MGB Roadster

A large full cove like Junction Eleven in Banbury, below, will have have three even walls and a solid ceiling .There is a floating ceiling that can be moved in and out and angled as in the image below of the super cool Jaguar XKSS. It is also painted mid grey in colour which reduces contrast and allows more subtle lighting rather than the white of the other featured coves.

Jaguar XKSS
Jaguar XKSS

Creating a studio set up inside

I’ve recently been working on a series of shoots for book publisher Dorling Kindersley. They are known for their stunning studio style books with complicated spreads out of white but whilst they used to actually photograph their subjects in a studio, digital technology now allows for the same high quality images to be taken on location. This demands creating studio conditions on site, in this case the Haynes International Motor museum in Somerset and was complicated by mixed daylight, spot and fluorescent lighting which all need to be balanced up with flash.

Studio style lighting in a museum
Photographing in mixed lighting conditions needs to be controlled to get a consistent studio style result

We had to shroud a BMW CSI in white sheets to kill reflections into the windscreen and bodywork from skylights above the car.The back sheet is there to aid the cut out process with white seen through the car’s rear window.The foreground is lit by flash with a white reflector sheet lifting the exposure in the tyres, grille and front bumper but to get the necessary depth of field it helps to use the available light and a long exposure.

70-200mm lens F16 1/2 second

Location car studio

There are often situations when you can’t shoot a car in a studio due to budget but want the clean style that a studio shoot offers. I have a regular gig with F1 Racing magazine supplying them with a studio style feature each month. I usually manage to get a car to the studio but when I can’t I build one on site. You can do this inside or outside. The advantage of shooting outside is that you can use a balance of daylight and flash to light the car and the sky as your studio ceiling. Ideally you want a bright overcast day with flat cloud cover as this will give you a smooth featureless reflection into the bodywork.

Tyrrell 12-4w

Here I was shooting the 1983 Tyrrell 012 Formula One car as driven by Michele Alboreto and Danny Sullivan amongst others and we were able to set up in the yard outside where the car is stored. You could surround the car with white cloth but I find black doesn’t show the dirt and keepLoc the reflections I don’t want to a minimum. I hung the backcloth from a rope strung between two fence posts and a couple of lighting stands I had spare and only lit the camera side of the car with my battery Elinchrom Ranger flash.

Back at home I copy the black cloth around the car and pump up the contrast to get to the finished image.

Tyrrell 12-profile5w-

How To Photo header for web-w

Adding contrast in an infinity cove

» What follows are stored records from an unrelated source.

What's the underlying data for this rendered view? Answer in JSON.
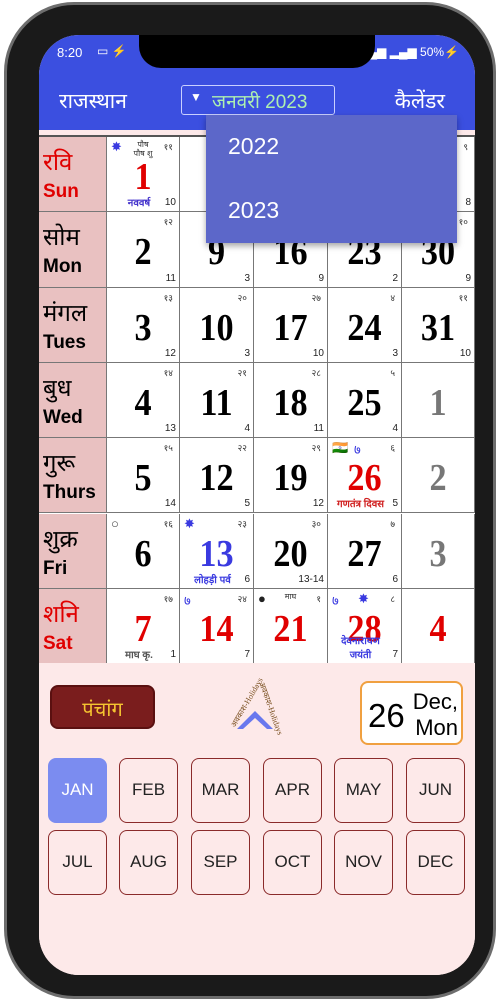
{
  "status": {
    "time": "8:20",
    "icons": "▭ ⚡",
    "battery": "▂▄▆ ▂▄▆ 50%⚡"
  },
  "header": {
    "region": "राजस्थान",
    "month_year": "जनवरी 2023",
    "title": "कैलेंडर"
  },
  "dropdown": {
    "options": [
      "2022",
      "2023"
    ]
  },
  "days": [
    {
      "hi": "रवि",
      "en": "Sun",
      "color": "#e00000",
      "cells": [
        {
          "date": "1",
          "color": "#e00000",
          "tithi": "११",
          "bottom": "10",
          "note": "नववर्ष",
          "note_color": "#4433cc",
          "top": "पौष\nपौष शु",
          "icon": "✸"
        },
        {},
        {},
        {},
        {
          "tithi": "९",
          "bottom": "8"
        }
      ]
    },
    {
      "hi": "सोम",
      "en": "Mon",
      "color": "#000",
      "cells": [
        {
          "date": "2",
          "tithi": "१२",
          "bottom": "11"
        },
        {
          "date": "9",
          "bottom": "3"
        },
        {
          "date": "16",
          "bottom": "9"
        },
        {
          "date": "23",
          "bottom": "2"
        },
        {
          "date": "30",
          "tithi": "१०",
          "bottom": "9"
        }
      ]
    },
    {
      "hi": "मंगल",
      "en": "Tues",
      "color": "#000",
      "cells": [
        {
          "date": "3",
          "tithi": "१३",
          "bottom": "12"
        },
        {
          "date": "10",
          "tithi": "२०",
          "bottom": "3"
        },
        {
          "date": "17",
          "tithi": "२७",
          "bottom": "10"
        },
        {
          "date": "24",
          "tithi": "४",
          "bottom": "3"
        },
        {
          "date": "31",
          "tithi": "११",
          "bottom": "10"
        }
      ]
    },
    {
      "hi": "बुध",
      "en": "Wed",
      "color": "#000",
      "cells": [
        {
          "date": "4",
          "tithi": "१४",
          "bottom": "13"
        },
        {
          "date": "11",
          "tithi": "२१",
          "bottom": "4"
        },
        {
          "date": "18",
          "tithi": "२८",
          "bottom": "11"
        },
        {
          "date": "25",
          "tithi": "५",
          "bottom": "4"
        },
        {
          "date": "1",
          "color": "#777"
        }
      ]
    },
    {
      "hi": "गुरू",
      "en": "Thurs",
      "color": "#000",
      "cells": [
        {
          "date": "5",
          "tithi": "१५",
          "bottom": "14"
        },
        {
          "date": "12",
          "tithi": "२२",
          "bottom": "5"
        },
        {
          "date": "19",
          "tithi": "२९",
          "bottom": "12"
        },
        {
          "date": "26",
          "color": "#e00000",
          "tithi": "६",
          "bottom": "5",
          "note": "गणतंत्र दिवस",
          "note_color": "#d02020",
          "icon": "🇮🇳",
          "icon2": "७"
        },
        {
          "date": "2",
          "color": "#777"
        }
      ]
    },
    {
      "hi": "शुक्र",
      "en": "Fri",
      "color": "#000",
      "cells": [
        {
          "date": "6",
          "tithi": "१६",
          "icon": "○"
        },
        {
          "date": "13",
          "color": "#3a3ae0",
          "tithi": "२३",
          "bottom": "6",
          "note": "लोहड़ी पर्व",
          "note_color": "#3a3ae0",
          "icon": "✸"
        },
        {
          "date": "20",
          "tithi": "३०",
          "bottom": "13-14"
        },
        {
          "date": "27",
          "tithi": "७",
          "bottom": "6"
        },
        {
          "date": "3",
          "color": "#777"
        }
      ]
    },
    {
      "hi": "शनि",
      "en": "Sat",
      "color": "#e00000",
      "cells": [
        {
          "date": "7",
          "color": "#e00000",
          "tithi": "१७",
          "bottom": "1",
          "note": "माघ कृ.",
          "note_color": "#555"
        },
        {
          "date": "14",
          "color": "#e00000",
          "tithi": "२४",
          "bottom": "7",
          "icon": "७"
        },
        {
          "date": "21",
          "color": "#e00000",
          "tithi": "१",
          "top": "माघ",
          "icon": "●"
        },
        {
          "date": "28",
          "color": "#e00000",
          "tithi": "८",
          "bottom": "7",
          "note": "देवनारायण जयंती",
          "note_color": "#3a3ae0",
          "icon": "७",
          "icon2": "✸"
        },
        {
          "date": "4",
          "color": "#e00000"
        }
      ]
    }
  ],
  "bottom": {
    "panchang": "पंचांग",
    "holidays_top": "अवकाश-Holidays",
    "holidays_bottom": "अवकाश-Holidays",
    "today_day": "26",
    "today_month": "Dec,",
    "today_weekday": "Mon"
  },
  "months": [
    "JAN",
    "FEB",
    "MAR",
    "APR",
    "MAY",
    "JUN",
    "JUL",
    "AUG",
    "SEP",
    "OCT",
    "NOV",
    "DEC"
  ],
  "selected_month": "JAN",
  "colors": {
    "header": "#3b4fe0",
    "dropdown": "#5c67c9",
    "day_label_bg": "#e9c1c1",
    "selected_month": "#7b8cf0"
  }
}
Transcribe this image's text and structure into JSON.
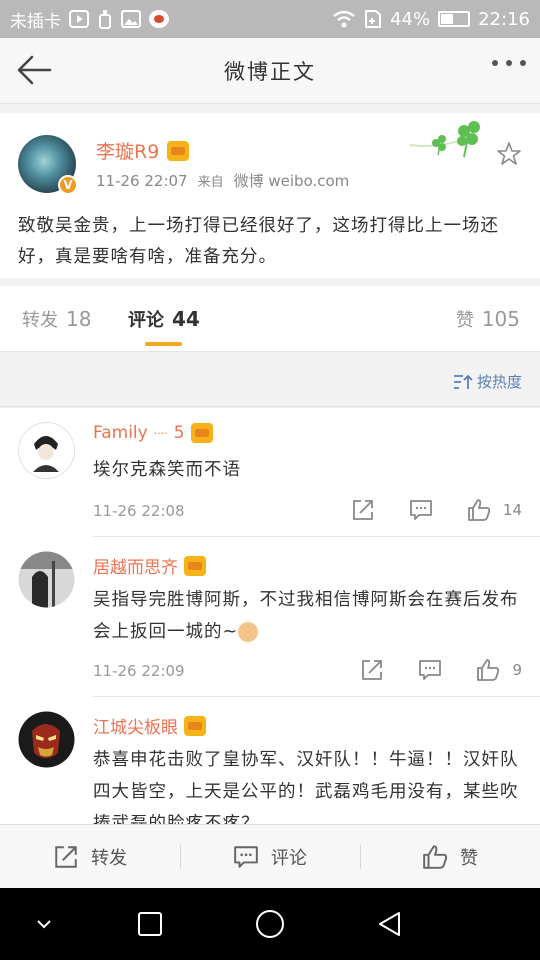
{
  "status_bar": {
    "carrier": "未插卡",
    "battery_percent": "44%",
    "battery_level": 0.44,
    "time": "22:16",
    "icons": [
      "play-icon",
      "cleaner-icon",
      "image-icon",
      "weibo-icon",
      "wifi-icon",
      "sim-icon",
      "battery-icon"
    ]
  },
  "header": {
    "title": "微博正文",
    "back_icon": "arrow-left-icon",
    "more_icon": "more-dots-icon"
  },
  "post": {
    "author": "李璇R9",
    "verified_badge": "V",
    "time": "11-26 22:07",
    "source_prefix": "来自",
    "source_name": "微博 weibo.com",
    "text": "致敬吴金贵，上一场打得已经很好了，这场打得比上一场还好，真是要啥有啥，准备充分。"
  },
  "tabs": {
    "repost": {
      "label": "转发",
      "count": "18"
    },
    "comment": {
      "label": "评论",
      "count": "44"
    },
    "like": {
      "label": "赞",
      "count": "105"
    }
  },
  "sort": {
    "label": "按热度"
  },
  "comments": [
    {
      "name": "Family",
      "name_suffix": "5",
      "text": "埃尔克森笑而不语",
      "time": "11-26 22:08",
      "likes": "14"
    },
    {
      "name": "居越而思齐",
      "text": "吴指导完胜博阿斯，不过我相信博阿斯会在赛后发布会上扳回一城的~",
      "time": "11-26 22:09",
      "likes": "9"
    },
    {
      "name": "江城尖板眼",
      "text": "恭喜申花击败了皇协军、汉奸队！！牛逼！！汉奸队四大皆空，上天是公平的！武磊鸡毛用没有，某些吹捧武磊的脸疼不疼？"
    }
  ],
  "bottom_bar": {
    "repost": "转发",
    "comment": "评论",
    "like": "赞"
  },
  "colors": {
    "accent_orange": "#eb7350",
    "tab_underline": "#f5a623",
    "link_blue": "#5b7fb4"
  }
}
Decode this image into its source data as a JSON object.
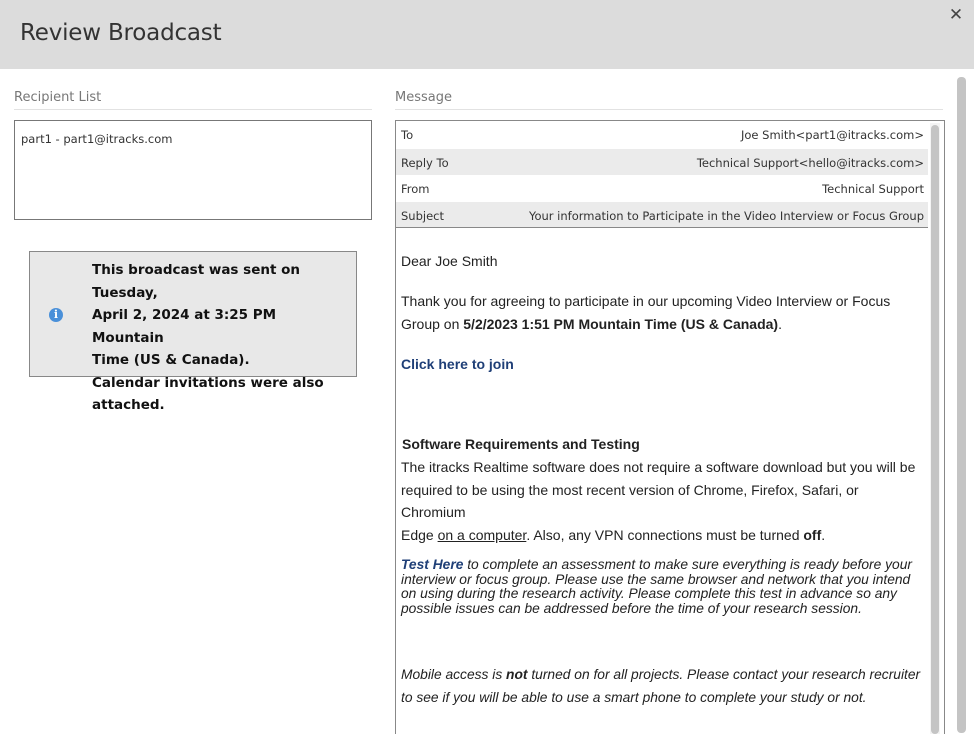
{
  "header": {
    "title": "Review Broadcast",
    "close_label": "✕"
  },
  "recipient_list": {
    "label": "Recipient List",
    "items": [
      "part1 - part1@itracks.com"
    ]
  },
  "info": {
    "icon": "info-icon",
    "line1": "This broadcast was sent on Tuesday,",
    "line2": "April 2, 2024 at 3:25 PM Mountain",
    "line3": "Time (US & Canada).",
    "line4": "Calendar invitations were also",
    "line5": "attached."
  },
  "message": {
    "label": "Message",
    "headers": {
      "to_label": "To",
      "to_value": "Joe Smith<part1@itracks.com>",
      "reply_to_label": "Reply To",
      "reply_to_value": "Technical Support<hello@itracks.com>",
      "from_label": "From",
      "from_value": "Technical Support",
      "subject_label": "Subject",
      "subject_value": "Your information to Participate in the Video Interview or Focus Group"
    },
    "body": {
      "greeting": "Dear Joe Smith",
      "thanks_1": "Thank you for agreeing to participate in our upcoming Video Interview or Focus",
      "thanks_2_pre": "Group on ",
      "thanks_2_bold": "5/2/2023 1:51 PM Mountain Time (US & Canada)",
      "thanks_2_post": ".",
      "join_link": "Click here to join",
      "sw_heading": "Software Requirements and Testing",
      "sw_1": "The itracks Realtime software does not require a software download but you will be",
      "sw_2": "required to be using the most recent version of Chrome, Firefox, Safari, or Chromium",
      "sw_3_pre": "Edge ",
      "sw_3_link": "on a computer",
      "sw_3_mid": ". Also, any VPN connections must be turned ",
      "sw_3_bold": "off",
      "sw_3_post": ".",
      "test_link": "Test Here",
      "test_1": " to complete an assessment to make sure everything is ready before your",
      "test_2": "interview or focus group.  Please use the same browser and network that you intend",
      "test_3": "on using during the research activity.  Please complete this test in advance so any",
      "test_4": "possible issues can be addressed before the time of your research session.",
      "mobile_1_pre": "Mobile access is ",
      "mobile_1_bold": "not",
      "mobile_1_post": " turned on for all projects.  Please contact your research recruiter",
      "mobile_2": "to see if you will be able to use a smart phone to complete your study or not."
    }
  }
}
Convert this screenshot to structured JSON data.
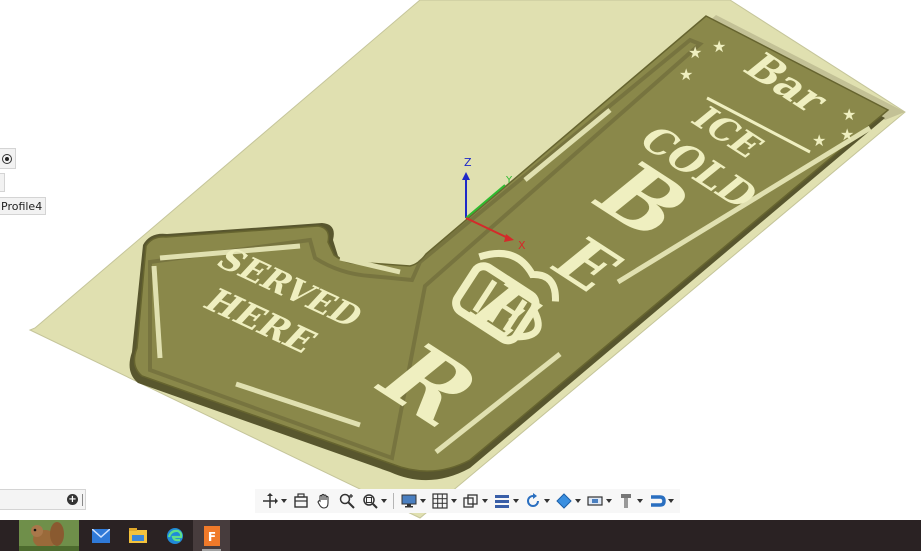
{
  "window": {
    "app": "Autodesk Fusion 360",
    "view": "isometric 3D viewport"
  },
  "browser_panel": {
    "profile_label": "Profile4"
  },
  "axes": {
    "z_label": "Z",
    "y_label": "Y",
    "x_label": "X"
  },
  "model": {
    "sign_text": {
      "top_word": "Bar",
      "line1": "ICE",
      "line2": "COLD",
      "big_letters": [
        "B",
        "E",
        "E",
        "R"
      ],
      "arrow_line1": "SERVED",
      "arrow_line2": "HERE"
    },
    "colors": {
      "plate": "#e0e0b0",
      "sign_face": "#8a884a",
      "sign_edge": "#58562e",
      "recess": "#6a6838",
      "text_fill": "#efefc0"
    }
  },
  "timeline": {
    "add_icon": "plus-circle-icon"
  },
  "nav_toolbar": {
    "tools": [
      {
        "name": "orbit-tool",
        "icon": "orbit-icon",
        "dropdown": true
      },
      {
        "name": "look-at-tool",
        "icon": "look-at-icon",
        "dropdown": false
      },
      {
        "name": "pan-tool",
        "icon": "hand-icon",
        "dropdown": false
      },
      {
        "name": "zoom-tool",
        "icon": "zoom-icon",
        "dropdown": false
      },
      {
        "name": "fit-tool",
        "icon": "zoom-window-icon",
        "dropdown": true
      },
      {
        "name": "display-settings",
        "icon": "monitor-icon",
        "dropdown": true
      },
      {
        "name": "grid-settings",
        "icon": "grid-icon",
        "dropdown": true
      },
      {
        "name": "viewports",
        "icon": "viewport-cube-icon",
        "dropdown": true
      },
      {
        "name": "effects",
        "icon": "layers-icon",
        "dropdown": true
      },
      {
        "name": "rotate-view",
        "icon": "rotate-icon",
        "dropdown": true
      },
      {
        "name": "appearance",
        "icon": "diamond-icon",
        "dropdown": true
      },
      {
        "name": "section-analysis",
        "icon": "section-icon",
        "dropdown": true
      },
      {
        "name": "measure",
        "icon": "torch-icon",
        "dropdown": true
      },
      {
        "name": "joint",
        "icon": "magnet-icon",
        "dropdown": true
      }
    ]
  },
  "taskbar": {
    "colors": {
      "bg": "#2a2223",
      "active": "#473c3d"
    },
    "apps": [
      {
        "name": "wallpaper-squirrel",
        "icon": "squirrel-icon"
      },
      {
        "name": "mail",
        "icon": "mail-icon"
      },
      {
        "name": "file-explorer",
        "icon": "folder-icon"
      },
      {
        "name": "edge",
        "icon": "edge-icon"
      },
      {
        "name": "fusion-360",
        "icon": "fusion-icon",
        "active": true
      }
    ]
  }
}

Another way to boost contrast in camera in an infinity cove studio shoot is to add black cloth or boards to reflect back into the car seen here in this very complicated Mazda RX7 shoot I did back in the days of large format film. The highlight in the side is created by black polyboards stood up between 1-3 metres back from the car creating a horizon line and forming the lowlight below and 2 or 3 lights focused onto the wall reflecting back into the side. The windscreen highlight is done by focusing a light onto the floating ceiling and then flagging it with hanging cloth on a pole or another board over the car.

unedited studio image showing a large format sheet of film with Mazda RX7
unedited studio image showing a large format sheet of film with Mazda RX7

White boards on the floor reflect back into the wheels where more black cloth has been used to fill in any gaps in the shadow down the side of the car and the black boards stapled to the back wall of the studio give a cut out line to the top edge of the car along the roof and bonnet.